During the 2015 Georgia Legislative Session the House of Representatives passed House Resolution 1198, which required the Environmental Protection Division (EPD) to issue a report detailing its review of current underground drinking water regulations by June 30, 2017. The report has yet to be issued by EPD, but new groundwater contamination has been identified since 2015 as a result of leaking coal ash ponds at coal fired power plants round the state.



“In the one and half years since this report was commissioned we’ve uncovered dangerous levels of hexavalent chromium in the groundwater that Georgians rely on as a result of leaking coal ash ponds,” said Jen Hilburn the Altamaha Riverkeeper. “Hopefully the report will confirm what we already know—we need more protections for Georgia’s groundwater and drinking water supply.”


Georgia’s economy runs on water.  About 20 percent of the water used in Georgia homes and businesses is pumped from wells tapping our state’s underground aquifers. Communities from the mountains to the coast depend on these pristine sources that require little disinfection and treatment to make drinkable. This is especially true in coastal and south Georgia, where most residents get their drinking water from the Floridan aquifer. This massive underground “lake” spreads beneath 100,000 square miles of land from South Carolina to Mississippi and south into Florida.


“Our aquifers face a variety of threats; toxic contamination from leaking coal ash ponds is certainly the most recent to come to light, but practices like aquifer storage and recovery—which involves injecting treated surface water into our aquifers—have been a threat since the moratorium on the practice ended in 2014;” explained Jennette Gayer, Director of Environment Georgia.


Coal ash, a by-product of burning coal, contains toxic and carcinogenic metals and is stored in landfills or ponds at power plants around the state. Georgia Power and EPD have detected groundwater pollutants—like arsenic and vanadium—around coal ash storage ponds and municipal solid waste landfills that have accepted coal ash.

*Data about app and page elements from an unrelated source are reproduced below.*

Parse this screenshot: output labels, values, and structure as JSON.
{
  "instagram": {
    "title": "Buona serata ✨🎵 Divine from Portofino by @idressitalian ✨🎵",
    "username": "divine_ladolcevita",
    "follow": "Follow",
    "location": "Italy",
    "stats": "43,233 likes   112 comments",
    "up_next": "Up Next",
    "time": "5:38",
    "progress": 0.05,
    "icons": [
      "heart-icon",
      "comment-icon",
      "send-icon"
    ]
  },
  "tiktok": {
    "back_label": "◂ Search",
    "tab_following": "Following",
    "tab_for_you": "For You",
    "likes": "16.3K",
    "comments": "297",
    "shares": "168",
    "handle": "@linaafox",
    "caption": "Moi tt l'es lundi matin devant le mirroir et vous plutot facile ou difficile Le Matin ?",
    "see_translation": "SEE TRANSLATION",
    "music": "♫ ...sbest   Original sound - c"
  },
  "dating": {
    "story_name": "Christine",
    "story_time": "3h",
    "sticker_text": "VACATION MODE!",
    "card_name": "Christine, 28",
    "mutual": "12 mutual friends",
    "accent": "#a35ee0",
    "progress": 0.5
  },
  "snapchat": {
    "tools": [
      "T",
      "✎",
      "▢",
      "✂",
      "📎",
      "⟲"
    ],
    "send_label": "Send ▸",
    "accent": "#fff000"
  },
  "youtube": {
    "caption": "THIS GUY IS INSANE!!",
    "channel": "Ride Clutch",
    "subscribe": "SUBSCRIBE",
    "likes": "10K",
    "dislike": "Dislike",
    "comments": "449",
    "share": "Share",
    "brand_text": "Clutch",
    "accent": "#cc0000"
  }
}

Senate Bill 36, the Underground Water Supply Protection Act, was also introduced in the 2015 legislative session and would have required new rules to fix gaps in our current laws—many of which focus only on surface water and water quantity, not quality, and/or insufficiently regulate certain types of wells—to protect groundwater into the future.  The bill passed the Senate by a wide margin—48 to 3—but stalledwhen it reached the House Natural Resources Committee under the threat of a veto by the Governor.  In place of SB 36, legislators agreed to push forward House Resolution 1198